Material for this exercise:
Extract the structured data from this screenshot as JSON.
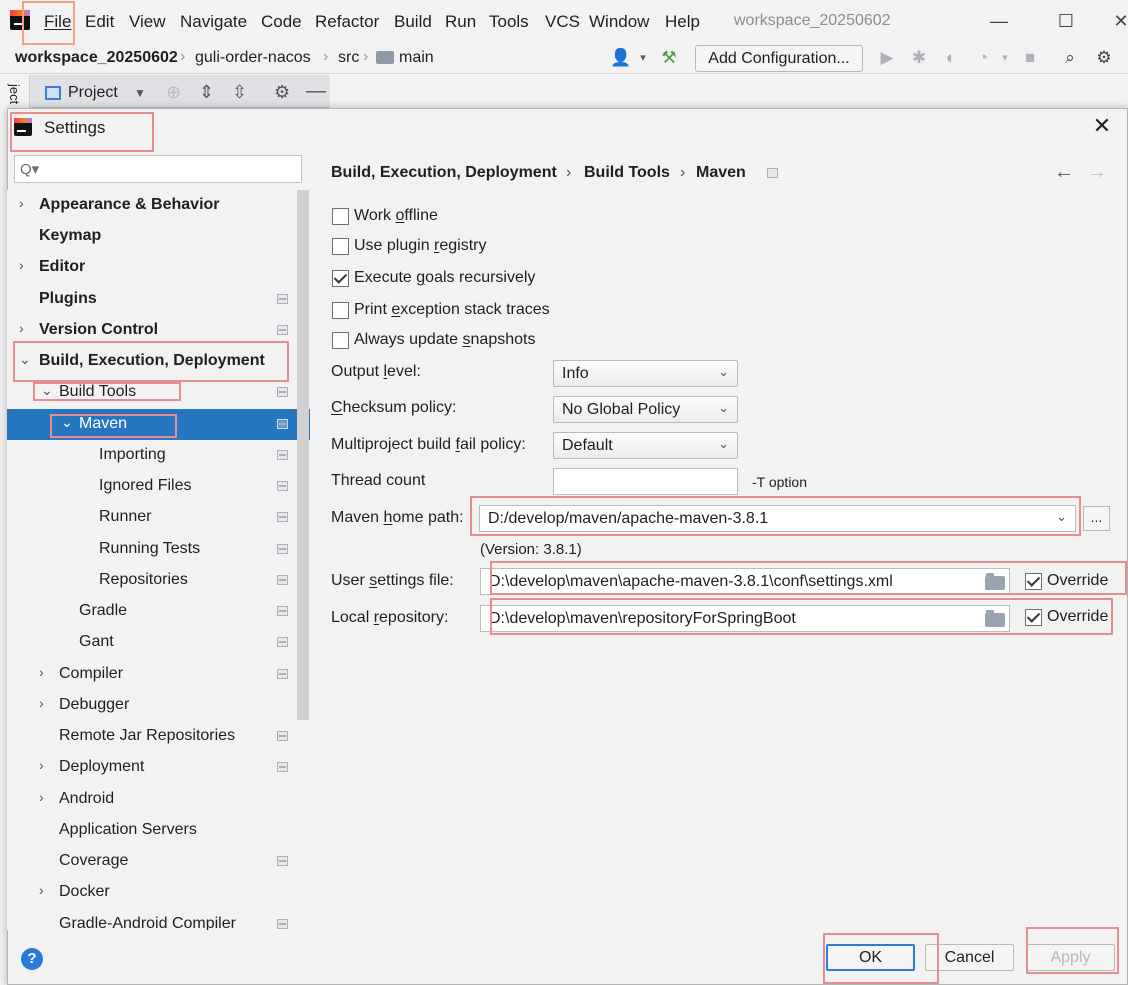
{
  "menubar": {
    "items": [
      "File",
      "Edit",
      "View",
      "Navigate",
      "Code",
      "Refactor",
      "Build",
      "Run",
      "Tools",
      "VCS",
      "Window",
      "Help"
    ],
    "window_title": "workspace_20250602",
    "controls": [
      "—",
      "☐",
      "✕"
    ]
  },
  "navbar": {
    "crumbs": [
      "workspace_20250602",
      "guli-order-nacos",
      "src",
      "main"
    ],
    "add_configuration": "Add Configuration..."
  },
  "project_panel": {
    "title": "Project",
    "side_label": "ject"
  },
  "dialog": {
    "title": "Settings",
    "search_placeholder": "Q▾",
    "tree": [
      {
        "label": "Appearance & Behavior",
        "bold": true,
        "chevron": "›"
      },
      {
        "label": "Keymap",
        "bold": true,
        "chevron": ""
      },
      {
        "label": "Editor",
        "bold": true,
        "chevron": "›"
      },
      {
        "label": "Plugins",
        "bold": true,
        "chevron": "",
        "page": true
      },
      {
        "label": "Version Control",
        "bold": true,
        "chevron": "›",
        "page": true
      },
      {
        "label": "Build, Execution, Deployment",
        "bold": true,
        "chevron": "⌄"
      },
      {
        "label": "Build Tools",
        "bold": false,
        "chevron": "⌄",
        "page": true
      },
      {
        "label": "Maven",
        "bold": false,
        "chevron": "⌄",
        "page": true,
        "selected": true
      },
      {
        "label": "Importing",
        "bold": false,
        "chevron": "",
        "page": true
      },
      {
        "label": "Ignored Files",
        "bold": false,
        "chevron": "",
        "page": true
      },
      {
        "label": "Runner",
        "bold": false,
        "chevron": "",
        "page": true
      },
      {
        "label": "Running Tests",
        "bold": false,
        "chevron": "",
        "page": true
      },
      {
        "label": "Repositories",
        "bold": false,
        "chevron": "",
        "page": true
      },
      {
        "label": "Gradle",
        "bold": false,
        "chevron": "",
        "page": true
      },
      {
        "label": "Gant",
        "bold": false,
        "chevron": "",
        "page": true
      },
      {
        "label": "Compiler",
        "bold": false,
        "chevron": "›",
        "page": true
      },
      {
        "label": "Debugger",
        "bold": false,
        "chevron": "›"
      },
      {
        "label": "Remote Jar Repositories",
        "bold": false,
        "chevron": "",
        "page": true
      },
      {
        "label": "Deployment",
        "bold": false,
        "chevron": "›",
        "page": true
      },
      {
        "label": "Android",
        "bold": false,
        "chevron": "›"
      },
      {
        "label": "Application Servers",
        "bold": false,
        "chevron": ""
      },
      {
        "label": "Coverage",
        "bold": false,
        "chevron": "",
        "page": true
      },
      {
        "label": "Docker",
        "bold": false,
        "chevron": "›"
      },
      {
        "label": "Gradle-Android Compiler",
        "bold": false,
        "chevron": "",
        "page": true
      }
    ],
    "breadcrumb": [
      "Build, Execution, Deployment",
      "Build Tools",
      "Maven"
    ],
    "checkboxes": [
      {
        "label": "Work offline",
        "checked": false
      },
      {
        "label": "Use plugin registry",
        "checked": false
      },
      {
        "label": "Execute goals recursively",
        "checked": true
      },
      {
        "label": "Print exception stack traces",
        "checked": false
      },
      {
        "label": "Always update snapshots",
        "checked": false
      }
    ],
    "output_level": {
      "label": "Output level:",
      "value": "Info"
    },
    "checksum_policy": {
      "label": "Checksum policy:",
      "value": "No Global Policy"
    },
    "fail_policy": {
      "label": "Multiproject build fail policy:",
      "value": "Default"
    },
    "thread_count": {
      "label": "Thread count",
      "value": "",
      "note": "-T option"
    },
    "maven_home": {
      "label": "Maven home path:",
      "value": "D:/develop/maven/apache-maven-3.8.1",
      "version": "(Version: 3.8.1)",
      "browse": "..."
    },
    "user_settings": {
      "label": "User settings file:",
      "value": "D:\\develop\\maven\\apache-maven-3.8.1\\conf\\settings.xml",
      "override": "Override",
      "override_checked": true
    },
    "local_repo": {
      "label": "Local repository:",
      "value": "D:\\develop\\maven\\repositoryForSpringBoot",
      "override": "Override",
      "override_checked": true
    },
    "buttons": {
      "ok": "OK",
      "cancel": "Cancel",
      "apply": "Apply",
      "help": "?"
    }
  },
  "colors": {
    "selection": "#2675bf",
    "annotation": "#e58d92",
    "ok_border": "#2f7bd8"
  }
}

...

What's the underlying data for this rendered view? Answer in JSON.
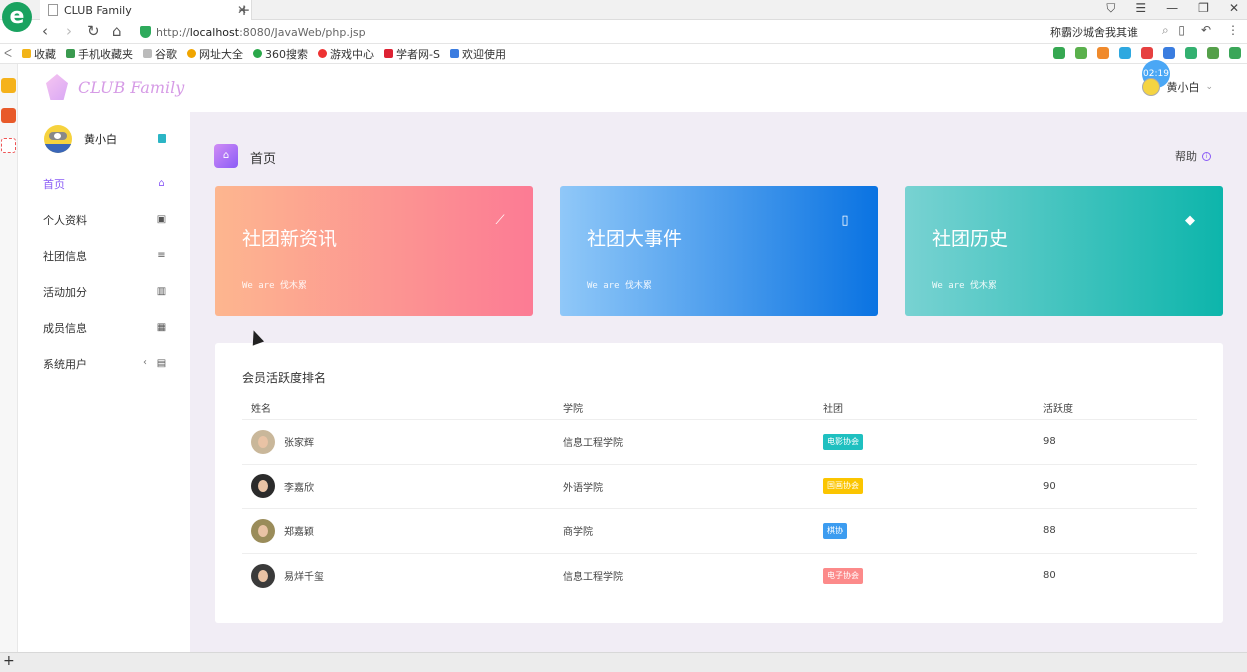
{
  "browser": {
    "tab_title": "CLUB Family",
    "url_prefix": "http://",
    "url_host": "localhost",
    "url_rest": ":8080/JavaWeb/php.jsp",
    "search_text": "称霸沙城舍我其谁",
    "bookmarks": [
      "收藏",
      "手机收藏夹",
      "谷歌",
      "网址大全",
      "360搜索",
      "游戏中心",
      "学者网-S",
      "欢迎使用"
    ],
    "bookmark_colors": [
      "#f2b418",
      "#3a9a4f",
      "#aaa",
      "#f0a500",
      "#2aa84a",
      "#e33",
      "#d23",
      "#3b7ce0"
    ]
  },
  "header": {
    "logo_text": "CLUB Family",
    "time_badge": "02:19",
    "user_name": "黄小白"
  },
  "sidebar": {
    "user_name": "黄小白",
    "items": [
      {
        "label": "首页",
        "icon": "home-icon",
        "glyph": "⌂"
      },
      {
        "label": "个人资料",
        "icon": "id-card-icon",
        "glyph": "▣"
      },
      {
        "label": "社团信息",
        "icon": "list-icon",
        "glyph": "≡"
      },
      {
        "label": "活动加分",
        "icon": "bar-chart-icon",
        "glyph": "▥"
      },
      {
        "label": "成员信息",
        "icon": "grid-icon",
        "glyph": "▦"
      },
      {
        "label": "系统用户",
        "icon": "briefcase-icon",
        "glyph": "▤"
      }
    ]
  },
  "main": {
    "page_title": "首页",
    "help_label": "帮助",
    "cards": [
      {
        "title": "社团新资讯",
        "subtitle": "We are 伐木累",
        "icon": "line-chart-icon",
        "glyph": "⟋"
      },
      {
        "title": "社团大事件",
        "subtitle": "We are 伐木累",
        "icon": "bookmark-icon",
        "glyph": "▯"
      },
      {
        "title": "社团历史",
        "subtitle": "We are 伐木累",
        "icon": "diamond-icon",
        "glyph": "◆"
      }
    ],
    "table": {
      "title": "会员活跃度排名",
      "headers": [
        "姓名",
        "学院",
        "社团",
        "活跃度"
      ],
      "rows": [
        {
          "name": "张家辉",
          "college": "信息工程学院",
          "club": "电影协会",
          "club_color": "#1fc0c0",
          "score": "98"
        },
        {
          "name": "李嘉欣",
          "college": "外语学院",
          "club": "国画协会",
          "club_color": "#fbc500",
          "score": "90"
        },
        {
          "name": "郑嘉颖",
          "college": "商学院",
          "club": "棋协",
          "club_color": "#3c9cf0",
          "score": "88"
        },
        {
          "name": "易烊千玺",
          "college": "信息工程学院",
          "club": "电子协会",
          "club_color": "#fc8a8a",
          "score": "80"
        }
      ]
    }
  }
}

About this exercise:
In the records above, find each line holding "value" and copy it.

The answer:
      "value": "Info"
      "value": "No Global Policy"
      "value": "Default"
      "value": "",
      "value": "D:/develop/maven/apache-maven-3.8.1",
      "value": "D:\\develop\\maven\\apache-maven-3.8.1\\conf\\settings.xml",
      "value": "D:\\develop\\maven\\repositoryForSpringBoot",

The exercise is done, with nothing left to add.